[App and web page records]
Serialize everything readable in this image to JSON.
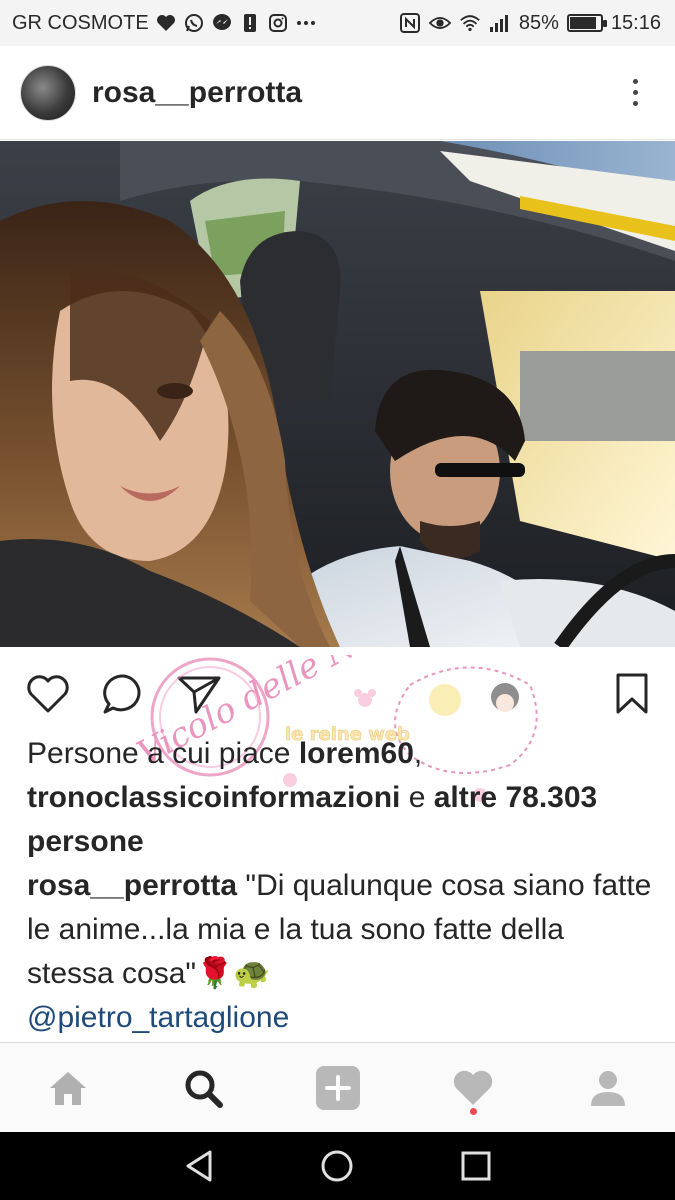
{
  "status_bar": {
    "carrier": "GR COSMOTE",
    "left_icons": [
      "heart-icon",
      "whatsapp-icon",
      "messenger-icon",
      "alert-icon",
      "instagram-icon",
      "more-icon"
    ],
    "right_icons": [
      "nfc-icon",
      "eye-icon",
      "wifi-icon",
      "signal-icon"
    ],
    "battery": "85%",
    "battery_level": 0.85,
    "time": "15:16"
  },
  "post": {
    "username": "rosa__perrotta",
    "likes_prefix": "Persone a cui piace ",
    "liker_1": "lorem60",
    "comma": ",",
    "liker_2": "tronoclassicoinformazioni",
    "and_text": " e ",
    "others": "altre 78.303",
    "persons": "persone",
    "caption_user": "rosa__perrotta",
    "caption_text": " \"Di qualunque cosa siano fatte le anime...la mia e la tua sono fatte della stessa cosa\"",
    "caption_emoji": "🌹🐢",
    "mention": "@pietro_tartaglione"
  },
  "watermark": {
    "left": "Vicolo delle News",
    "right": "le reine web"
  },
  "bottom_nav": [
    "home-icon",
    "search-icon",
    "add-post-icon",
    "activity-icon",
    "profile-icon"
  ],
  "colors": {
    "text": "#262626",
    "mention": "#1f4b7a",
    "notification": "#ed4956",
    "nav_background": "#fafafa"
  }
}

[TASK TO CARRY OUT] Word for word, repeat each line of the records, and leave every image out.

[SOLVED PROBLEM]
Serialize everything readable in this image to JSON.
{
  "status_bar": {
    "carrier": "GR COSMOTE",
    "left_icons": [
      "heart-icon",
      "whatsapp-icon",
      "messenger-icon",
      "alert-icon",
      "instagram-icon",
      "more-icon"
    ],
    "right_icons": [
      "nfc-icon",
      "eye-icon",
      "wifi-icon",
      "signal-icon"
    ],
    "battery": "85%",
    "battery_level": 0.85,
    "time": "15:16"
  },
  "post": {
    "username": "rosa__perrotta",
    "likes_prefix": "Persone a cui piace ",
    "liker_1": "lorem60",
    "comma": ",",
    "liker_2": "tronoclassicoinformazioni",
    "and_text": " e ",
    "others": "altre 78.303",
    "persons": "persone",
    "caption_user": "rosa__perrotta",
    "caption_text": " \"Di qualunque cosa siano fatte le anime...la mia e la tua sono fatte della stessa cosa\"",
    "caption_emoji": "🌹🐢",
    "mention": "@pietro_tartaglione"
  },
  "watermark": {
    "left": "Vicolo delle News",
    "right": "le reine web"
  },
  "bottom_nav": [
    "home-icon",
    "search-icon",
    "add-post-icon",
    "activity-icon",
    "profile-icon"
  ],
  "colors": {
    "text": "#262626",
    "mention": "#1f4b7a",
    "notification": "#ed4956",
    "nav_background": "#fafafa"
  }
}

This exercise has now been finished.